At this crisis point in history - what could possibly create these rare and extraordinary gains?

An Arizona multi-millionaire's revolutionary initiative is 
helping average Americans  find quick and lasting stock market success.

Since the Coronavirus came into our lives this slice of the stock market has given ordinary people the chance to multiply their money by 96% in 21 days on JP Morgan.


Uncategorized  | February 18, 2020

This article is for investors who would like to improve their understanding of price to earnings ratios (P/E ratios). We'll show how you can use Lowe's Companies, Inc.'s (NYSE:LOW) P/E ratio to inform your assessment of the investment opportunity. What is Lowe's Companies's P/E ratio? Well, based on the last twelve months it is 33.55. That means that at current prices, buyers pay $33.55 for every $1 in trailing yearly profits.

How Do I Calculate Lowe's Companies's Price To Earnings Ratio?

The formula for price to earnings is:

Price to Earnings Ratio = Share Price ÷ Earnings per Share (EPS)

Or for Lowe's Companies:

P/E of 33.55 = USD125.42 ÷ USD3.74 (Based on the year to November 2019.)

Is A High Price-to-Earnings Ratio Good?

The higher the P/E ratio, the higher the price tag of a business, relative to its trailing earnings. That is not a good or a bad thing per se, but a high P/E does imply buyers are optimistic about the future.

How Does Lowe's Companies's P/E Ratio Compare To Its Peers?

We can get an indication of market expectations by looking at the P/E ratio. As you can see below, Lowe's Companies has a higher P/E than the average company (16.7) in the specialty retail industry.

Its relatively high P/E ratio indicates that Lowe's Companies shareholders think it will perform better than other companies in its industry classification. Shareholders are clearly optimistic, but the future is always uncertain. So further research is always essential. I often monitor director buying and selling.

How Growth Rates Impact P/E Ratios

Probably the most important factor in determining what P/E a company trades on is the earnings growth. That's because companies that grow earnings per share quickly will rapidly increase the 'E' in the equation. That means even if the current P/E is high, it will reduce over time if the share price stays flat.
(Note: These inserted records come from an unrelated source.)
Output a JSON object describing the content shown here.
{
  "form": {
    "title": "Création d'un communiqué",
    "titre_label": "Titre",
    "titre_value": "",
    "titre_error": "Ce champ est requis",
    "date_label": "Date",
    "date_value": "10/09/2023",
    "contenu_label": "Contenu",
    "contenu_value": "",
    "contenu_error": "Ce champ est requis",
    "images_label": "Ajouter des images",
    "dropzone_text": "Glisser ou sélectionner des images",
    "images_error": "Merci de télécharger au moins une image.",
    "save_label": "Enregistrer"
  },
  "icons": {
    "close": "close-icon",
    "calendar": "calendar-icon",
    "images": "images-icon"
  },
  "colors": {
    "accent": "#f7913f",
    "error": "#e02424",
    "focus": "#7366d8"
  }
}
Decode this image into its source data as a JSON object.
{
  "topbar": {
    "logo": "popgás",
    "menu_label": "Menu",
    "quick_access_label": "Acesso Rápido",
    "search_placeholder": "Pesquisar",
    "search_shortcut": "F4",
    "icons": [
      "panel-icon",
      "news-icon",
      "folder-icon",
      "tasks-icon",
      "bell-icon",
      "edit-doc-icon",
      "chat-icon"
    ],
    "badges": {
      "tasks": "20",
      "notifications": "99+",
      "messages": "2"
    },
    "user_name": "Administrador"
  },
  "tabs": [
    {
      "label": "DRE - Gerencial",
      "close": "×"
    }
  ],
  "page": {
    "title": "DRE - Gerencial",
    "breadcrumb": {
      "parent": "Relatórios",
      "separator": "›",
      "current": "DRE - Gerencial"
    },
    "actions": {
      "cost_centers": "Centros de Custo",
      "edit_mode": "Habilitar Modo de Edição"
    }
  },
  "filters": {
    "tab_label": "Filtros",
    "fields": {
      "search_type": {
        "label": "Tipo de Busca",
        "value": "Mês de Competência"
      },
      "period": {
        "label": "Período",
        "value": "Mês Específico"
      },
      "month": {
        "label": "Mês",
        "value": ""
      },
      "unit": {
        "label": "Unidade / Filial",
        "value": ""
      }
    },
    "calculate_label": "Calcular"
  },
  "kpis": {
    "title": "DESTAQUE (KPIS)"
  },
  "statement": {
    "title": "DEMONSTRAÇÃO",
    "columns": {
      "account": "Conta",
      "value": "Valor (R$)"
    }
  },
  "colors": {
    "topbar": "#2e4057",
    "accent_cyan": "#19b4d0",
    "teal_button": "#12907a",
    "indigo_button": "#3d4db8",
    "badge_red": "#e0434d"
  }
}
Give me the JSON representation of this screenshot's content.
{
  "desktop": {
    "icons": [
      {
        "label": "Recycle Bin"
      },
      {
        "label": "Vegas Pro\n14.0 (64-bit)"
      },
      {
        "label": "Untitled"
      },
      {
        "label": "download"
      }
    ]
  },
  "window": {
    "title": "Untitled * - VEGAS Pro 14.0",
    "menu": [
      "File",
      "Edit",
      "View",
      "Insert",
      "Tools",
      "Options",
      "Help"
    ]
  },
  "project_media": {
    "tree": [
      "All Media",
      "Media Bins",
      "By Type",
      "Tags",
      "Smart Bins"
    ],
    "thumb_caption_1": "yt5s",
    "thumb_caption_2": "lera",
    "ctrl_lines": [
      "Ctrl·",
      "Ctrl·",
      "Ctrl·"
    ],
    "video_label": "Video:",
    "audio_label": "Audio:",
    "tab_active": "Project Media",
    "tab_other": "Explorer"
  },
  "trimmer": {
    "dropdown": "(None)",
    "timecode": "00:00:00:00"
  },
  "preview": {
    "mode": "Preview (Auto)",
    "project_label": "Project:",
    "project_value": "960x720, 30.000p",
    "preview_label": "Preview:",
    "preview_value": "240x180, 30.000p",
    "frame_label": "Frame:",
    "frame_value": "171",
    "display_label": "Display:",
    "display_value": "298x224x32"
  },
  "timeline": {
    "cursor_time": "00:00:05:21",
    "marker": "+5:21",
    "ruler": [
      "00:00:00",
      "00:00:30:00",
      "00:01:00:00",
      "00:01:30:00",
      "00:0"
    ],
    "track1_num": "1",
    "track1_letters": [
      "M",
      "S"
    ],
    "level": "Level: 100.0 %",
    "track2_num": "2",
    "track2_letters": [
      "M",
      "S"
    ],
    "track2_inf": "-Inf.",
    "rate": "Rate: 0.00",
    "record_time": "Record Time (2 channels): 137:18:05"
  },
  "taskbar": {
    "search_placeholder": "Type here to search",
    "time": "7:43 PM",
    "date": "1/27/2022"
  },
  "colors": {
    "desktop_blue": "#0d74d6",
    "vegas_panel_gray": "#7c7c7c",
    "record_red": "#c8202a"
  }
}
A lower P/E should indicate the stock is cheap relative to others -- and that may attract buyers.

Lowe's Companies shrunk earnings per share by 17% over the last year. But over the longer term (5 years) earnings per share have increased by 8.2%.

Remember: P/E Ratios Don't Consider The Balance Sheet

It's important to note that the P/E ratio considers the market capitalization, not the enterprise value. In other words, it does not consider any debt or cash that the company may have on the balance sheet. The exact same company would hypothetically deserve a higher P/E ratio if it had a strong balance sheet, than if it had a weak one with lots of debt, because a cashed up company can spend on growth.

Such spending might be good or bad, overall, but the key point here is that you need to look at debt to understand the P/E ratio in context.

So What Does Lowe's Companies's Balance Sheet Tell Us?

Lowe's Companies's net debt is 17% of its market cap. That's enough debt to impact the P/E ratio a little; so keep it in mind if you're comparing it to companies without debt.

The Verdict On Lowe's Companies's P/E Ratio

Lowe's Companies's P/E is 33.6 which is above average (18.4) in its market. With a bit of debt, but a lack of recent growth, it's safe to say the market is expecting improved profit performance from the company, in the next few years.


A revolutionary initiative is helping average Americans find quick and lasting stock market success.

275% in one week on XLF - an index fund for the financial sector. Even 583%, in 7 days on XHB… an ETF of homebuilding companies in the S&P 500. 


{"email":"Email address invalid","url":"Website address invalid","required":"Required field missing"}

You might also like


Stocks | January 28

Stocks | January 28

Investing, Stocks | January 27

Investing | January 27